Maria Calabrese, CIR, Human Resources manager for Fazio, Mannuzza, Roche, Tankel, LaPilusa, LLC in Cranford, New Jersey, Maria's topics revolve around the world of: Mentoring, Performance management, and The "Y Generation," a.k.a. "The whY generation".


William Brighenti is a CPA, Certified QuickBooks ProAdvisor, and Certified [Business] Valuation Analyst, operating an accounting, tax, and QuickBooks consulting firm in Hartford, Connecticut, Accountants CPA Hartford.


Ken Garen, CPA, is the co-founder and President of Universal Business Computing Company (www.ubcc.com), a software development firm of high-volume, high-productivity accounting and payroll technology.


Eva Rosenberg, MBA, EA, is the publisher of TaxMama.com, and author of the weekly syndicated Ask TaxMama column. She provides answers to tax questions from taxpayers and tax professionals worldwide.


Amy Vetter, CPA, CITP is the CPA Programs Leader for Intacct Corporation responsible for leading the CPA/BPO Partners nationally.

Brian Strahle is the owner of LEVERAGE SALT, LLC where he provides state and local tax technical services to accounting firms, law firms and tax research organizations across the United States. He also writes a weekly column in Tax Analysts State tax Notes entitled, "The SALT Effect." For more info, visit his website: www.leveragestateandlocaltax.com
Scott H. Cytron, ABC, is president of Cytron and Company, known for helping companies and organizations improve their bottom line through a hybrid of strategic public relations, communications, marketing programs and top-notch client service. An accredited consultant, Scott works with companies, organizations and individuals in professional services (accounting, finance, medical, legal, engineering), high-tech and B2B/B2C product/service sales.

Rita Keller is a nationally known CPA firm management consultant, speaker, author, mentor and blogger. She has over 30 years hands-on experience in CPA firm management, marketing, technology and administrative operations.

Stacy Kildal is the mom of two fantastic kids, an Advanced Certified QuickBooks ProAdvisor, Certified Enterprise Solutions ProAdvisor, Sleeter Group Certified Consultant, a nationally recognized member of the Intuit Trainer and Writer Network, and co-host of RadioFree QuickBooks.
Michael Alter's blog specializes in providing practical advice to those who seek greater profitability and practice management tactics that enhance deeper client relationships.

Sally Glick, CMO, Principal, Marketer of the Year in 2003 and AAM Hall of Famer in 2007, leads a lively discussion of the constantly expanding roles of marketing and the professional marketers that drive this initiative in accounting firms of all sizes.


The IMA Young Professionals Blog features the insights of IMA’s Young Professionals Committee. Committee members share advice and experiences on careers, continuing education, work/life balance, and other issues affecting young accounting and finance professionals.


FEI Financial Reporting Blog provides highlights from SEC, PCAOB, FASB, IASB, and other regulatory news, including reporting under Sarbanes-Oxley Sect 404. It is written by Edith Orenstein, Director of Technical Policy Analysis at FEI.
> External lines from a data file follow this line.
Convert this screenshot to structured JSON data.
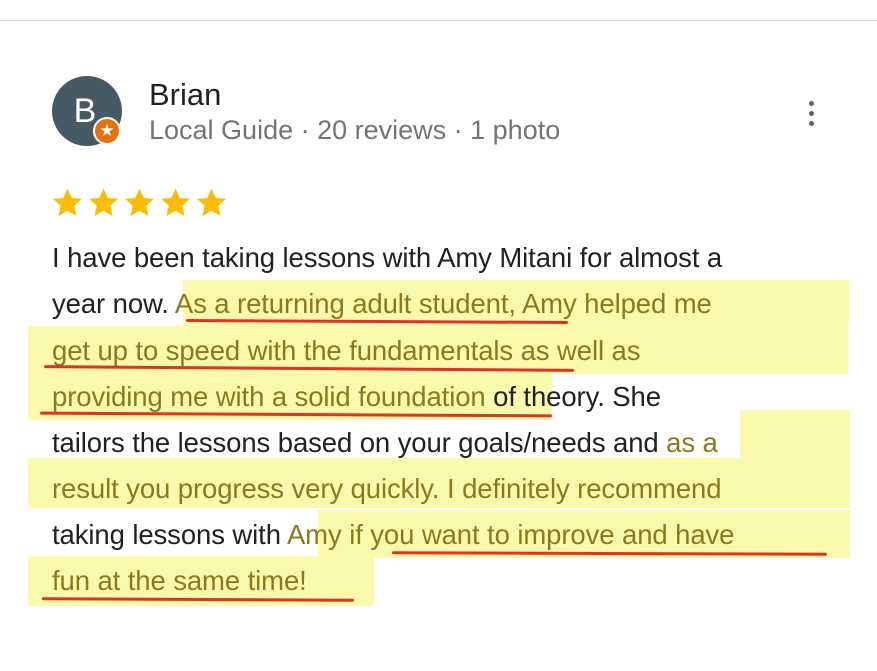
{
  "reviewer": {
    "initial": "B",
    "name": "Brian",
    "meta": "Local Guide · 20 reviews · 1 photo",
    "badge_icon": "star-badge-icon",
    "avatar_color": "#455a64",
    "badge_color": "#e8710a"
  },
  "rating": {
    "stars": 5,
    "max": 5,
    "color": "#fbbc04"
  },
  "review": {
    "line1": [
      "I have been taking lessons with Amy Mitani for almost a"
    ],
    "line2": [
      "year now. ",
      "As a returning adult student",
      ", Amy helped me"
    ],
    "line3": [
      "get up to speed with the fundamentals",
      " as well as"
    ],
    "line4": [
      "providing me with a solid foundation",
      " of theory. She"
    ],
    "line5": [
      "tailors the lessons based on your goals/needs and ",
      "as a"
    ],
    "line6": [
      "result you progress very quickly. I definitely recommend"
    ],
    "line7": [
      "taking lessons with ",
      "Amy ",
      "if you want to improve and have"
    ],
    "line8": [
      "fun at the same time!"
    ]
  },
  "annotations": {
    "highlight_color": "#fbf9ab",
    "underline_color": "#e0312a"
  }
}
Sue Anderson has 30 years of experience in continuing education for accountants. Currently she is the program director for online CPE provider CPE Link.


Jim Fahey is COO of Apple Growth Partners, a regional CPA firm in Ohio. His focus is on the effective and efficient use of technology within the firm by all team members.

Caleb Newquist is the Editor-in-Chief of Sift Media US, overseeing content for both AccountingWEB and Going Concern.

Leita Hart-Fanta, CPA, CGFM, and CGAP is the author of "The Yellow Book Interpreted" and owner of Yellowbook-CPE.com a website devoted to training for governmental auditors.


AccountingWEB is more than just a U.S. team of journalists and financial and technology experts - we have an international side, too! Members of our British team who publish AccountingWEB.co.uk share their ideas, insights, and perspectives from across the pond.